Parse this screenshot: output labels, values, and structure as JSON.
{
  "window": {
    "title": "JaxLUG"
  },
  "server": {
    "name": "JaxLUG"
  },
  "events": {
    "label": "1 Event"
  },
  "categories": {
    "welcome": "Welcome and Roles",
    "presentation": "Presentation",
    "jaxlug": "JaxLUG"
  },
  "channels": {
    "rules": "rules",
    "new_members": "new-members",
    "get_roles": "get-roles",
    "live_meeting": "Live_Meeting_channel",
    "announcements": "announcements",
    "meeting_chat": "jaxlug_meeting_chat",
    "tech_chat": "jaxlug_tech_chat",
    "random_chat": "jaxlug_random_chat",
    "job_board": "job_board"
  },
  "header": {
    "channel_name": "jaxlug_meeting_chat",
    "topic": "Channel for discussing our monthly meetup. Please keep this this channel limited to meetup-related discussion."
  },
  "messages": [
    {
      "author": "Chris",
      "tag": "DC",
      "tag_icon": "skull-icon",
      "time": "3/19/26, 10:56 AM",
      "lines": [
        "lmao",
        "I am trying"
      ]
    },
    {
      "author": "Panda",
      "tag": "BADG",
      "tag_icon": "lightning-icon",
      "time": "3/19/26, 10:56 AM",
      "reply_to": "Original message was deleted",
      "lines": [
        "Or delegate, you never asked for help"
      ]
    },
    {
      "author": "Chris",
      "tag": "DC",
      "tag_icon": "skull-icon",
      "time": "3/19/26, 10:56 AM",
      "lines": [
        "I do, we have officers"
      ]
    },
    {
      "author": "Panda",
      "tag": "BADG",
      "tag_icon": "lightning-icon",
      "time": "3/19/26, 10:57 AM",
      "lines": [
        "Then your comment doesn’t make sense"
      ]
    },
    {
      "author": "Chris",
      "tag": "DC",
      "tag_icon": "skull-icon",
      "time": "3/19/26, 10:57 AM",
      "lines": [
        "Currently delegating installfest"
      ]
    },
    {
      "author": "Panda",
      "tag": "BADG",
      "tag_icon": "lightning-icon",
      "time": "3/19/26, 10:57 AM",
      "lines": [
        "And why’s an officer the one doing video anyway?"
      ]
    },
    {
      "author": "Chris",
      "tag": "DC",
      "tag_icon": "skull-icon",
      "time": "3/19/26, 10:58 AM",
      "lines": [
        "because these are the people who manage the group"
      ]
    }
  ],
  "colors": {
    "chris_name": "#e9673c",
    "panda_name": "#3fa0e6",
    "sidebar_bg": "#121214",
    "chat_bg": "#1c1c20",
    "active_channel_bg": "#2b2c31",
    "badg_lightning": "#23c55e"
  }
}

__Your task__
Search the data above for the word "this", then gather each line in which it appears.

__Exercise solution__
Parse this screenshot: output labels, values, and structure as JSON.
    "topic": "Channel for discussing our monthly meetup. Please keep this this channel limited to meetup-related discussion."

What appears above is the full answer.